Worried about its costs, Netflix has asked millions of customers to support so-called “net neutrality” policies to curtail the freedom of action of broadband companies like Comcast. Netflix, a huge suck of bandwidth, doesn’t want to have to make deals with ISPs like Comcast to deliver service to its customers.
One of the fashionable thought-killing words offered by the cliché-recycling movement is “sustainable.” In the common tongue, as spoken by many, many environmentalists, this term implies that we will run out of all our stuff pretty soon unless everybody on the planet (except maybe Al Gore) is put on a
Apparently, economics is hard. But some things are pretty straightforward. For example, both parties to a trade gain: it’s called “mutual benefit through exchange.” Another basic principle? Employers hire labor expecting productivity. Businesses don’t hire workers who can’t produce enough to more than cover their wages — and managers fire
Modern economics takes a long, circuitous route to the old wisdom of classical political economy: Laissez faire is best. This ideal of free markets was pretty clearly established by Adam Smith, J.B. Say, David Ricardo, and others long ago.
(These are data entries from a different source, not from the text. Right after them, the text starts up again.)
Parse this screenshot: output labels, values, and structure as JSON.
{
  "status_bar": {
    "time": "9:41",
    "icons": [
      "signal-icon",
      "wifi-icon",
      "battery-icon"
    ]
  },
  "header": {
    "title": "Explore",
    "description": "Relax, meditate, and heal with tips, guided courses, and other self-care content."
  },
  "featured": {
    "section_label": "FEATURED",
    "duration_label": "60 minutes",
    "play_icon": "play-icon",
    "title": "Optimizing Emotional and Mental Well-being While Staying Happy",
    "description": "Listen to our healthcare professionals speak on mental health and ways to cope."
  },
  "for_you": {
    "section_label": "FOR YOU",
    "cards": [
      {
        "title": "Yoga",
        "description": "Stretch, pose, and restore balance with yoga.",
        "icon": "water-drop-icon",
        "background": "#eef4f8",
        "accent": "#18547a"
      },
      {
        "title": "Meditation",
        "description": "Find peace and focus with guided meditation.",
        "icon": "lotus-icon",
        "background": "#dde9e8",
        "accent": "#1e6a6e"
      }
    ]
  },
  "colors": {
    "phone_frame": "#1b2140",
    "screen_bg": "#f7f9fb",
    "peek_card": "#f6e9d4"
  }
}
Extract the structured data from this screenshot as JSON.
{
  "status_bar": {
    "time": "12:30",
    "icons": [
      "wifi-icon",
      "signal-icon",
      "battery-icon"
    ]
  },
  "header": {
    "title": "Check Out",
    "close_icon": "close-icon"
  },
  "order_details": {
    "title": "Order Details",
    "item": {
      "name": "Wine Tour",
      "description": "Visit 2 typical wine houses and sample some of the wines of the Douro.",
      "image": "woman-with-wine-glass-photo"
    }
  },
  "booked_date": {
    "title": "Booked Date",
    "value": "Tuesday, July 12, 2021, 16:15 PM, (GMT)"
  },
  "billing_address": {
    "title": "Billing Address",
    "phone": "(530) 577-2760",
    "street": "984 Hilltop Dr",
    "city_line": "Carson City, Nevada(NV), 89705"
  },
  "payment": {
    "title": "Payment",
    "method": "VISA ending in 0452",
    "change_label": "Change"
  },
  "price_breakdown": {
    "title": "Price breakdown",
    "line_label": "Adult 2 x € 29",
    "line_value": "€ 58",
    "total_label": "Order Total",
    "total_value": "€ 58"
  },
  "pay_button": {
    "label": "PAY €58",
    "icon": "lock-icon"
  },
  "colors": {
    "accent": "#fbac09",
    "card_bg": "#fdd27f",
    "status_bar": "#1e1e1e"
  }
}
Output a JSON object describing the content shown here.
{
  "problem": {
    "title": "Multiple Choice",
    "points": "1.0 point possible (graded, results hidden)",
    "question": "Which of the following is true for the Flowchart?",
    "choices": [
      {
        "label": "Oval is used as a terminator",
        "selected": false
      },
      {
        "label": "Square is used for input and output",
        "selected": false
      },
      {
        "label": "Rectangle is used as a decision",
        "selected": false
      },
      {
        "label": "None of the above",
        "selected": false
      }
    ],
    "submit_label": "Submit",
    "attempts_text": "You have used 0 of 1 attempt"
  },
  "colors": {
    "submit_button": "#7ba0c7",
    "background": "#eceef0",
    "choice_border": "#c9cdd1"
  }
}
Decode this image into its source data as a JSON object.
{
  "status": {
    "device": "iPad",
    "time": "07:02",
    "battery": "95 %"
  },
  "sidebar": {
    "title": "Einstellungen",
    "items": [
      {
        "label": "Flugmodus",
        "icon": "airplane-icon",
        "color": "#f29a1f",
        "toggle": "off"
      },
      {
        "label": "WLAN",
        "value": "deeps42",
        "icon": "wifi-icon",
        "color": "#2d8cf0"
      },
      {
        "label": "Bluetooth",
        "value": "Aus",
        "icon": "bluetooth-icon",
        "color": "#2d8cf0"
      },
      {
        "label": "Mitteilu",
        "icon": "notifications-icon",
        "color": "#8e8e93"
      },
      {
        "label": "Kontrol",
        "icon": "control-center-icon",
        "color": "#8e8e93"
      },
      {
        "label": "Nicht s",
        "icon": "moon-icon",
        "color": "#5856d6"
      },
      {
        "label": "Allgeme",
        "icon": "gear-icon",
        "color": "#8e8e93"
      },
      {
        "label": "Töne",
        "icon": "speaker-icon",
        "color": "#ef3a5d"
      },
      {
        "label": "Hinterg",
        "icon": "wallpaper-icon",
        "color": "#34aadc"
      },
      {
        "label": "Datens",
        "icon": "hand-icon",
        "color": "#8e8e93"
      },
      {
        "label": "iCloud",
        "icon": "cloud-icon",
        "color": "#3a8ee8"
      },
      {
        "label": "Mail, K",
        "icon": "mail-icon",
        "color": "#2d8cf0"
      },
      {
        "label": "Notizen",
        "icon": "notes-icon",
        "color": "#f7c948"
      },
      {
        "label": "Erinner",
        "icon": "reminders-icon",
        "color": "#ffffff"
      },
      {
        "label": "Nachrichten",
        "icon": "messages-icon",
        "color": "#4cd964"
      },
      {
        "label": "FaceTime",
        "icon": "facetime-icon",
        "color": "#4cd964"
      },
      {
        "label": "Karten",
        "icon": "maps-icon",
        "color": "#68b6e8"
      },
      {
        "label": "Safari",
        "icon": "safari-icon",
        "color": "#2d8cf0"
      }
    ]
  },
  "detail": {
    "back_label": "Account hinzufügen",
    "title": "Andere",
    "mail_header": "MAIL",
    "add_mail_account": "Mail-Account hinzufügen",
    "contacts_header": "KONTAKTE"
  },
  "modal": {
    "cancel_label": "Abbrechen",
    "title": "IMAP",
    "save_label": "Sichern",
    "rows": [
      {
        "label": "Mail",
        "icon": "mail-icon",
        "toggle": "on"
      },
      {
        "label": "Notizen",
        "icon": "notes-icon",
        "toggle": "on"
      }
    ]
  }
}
Frédéric Bastiat explained it best in layman’s terms. But modern economic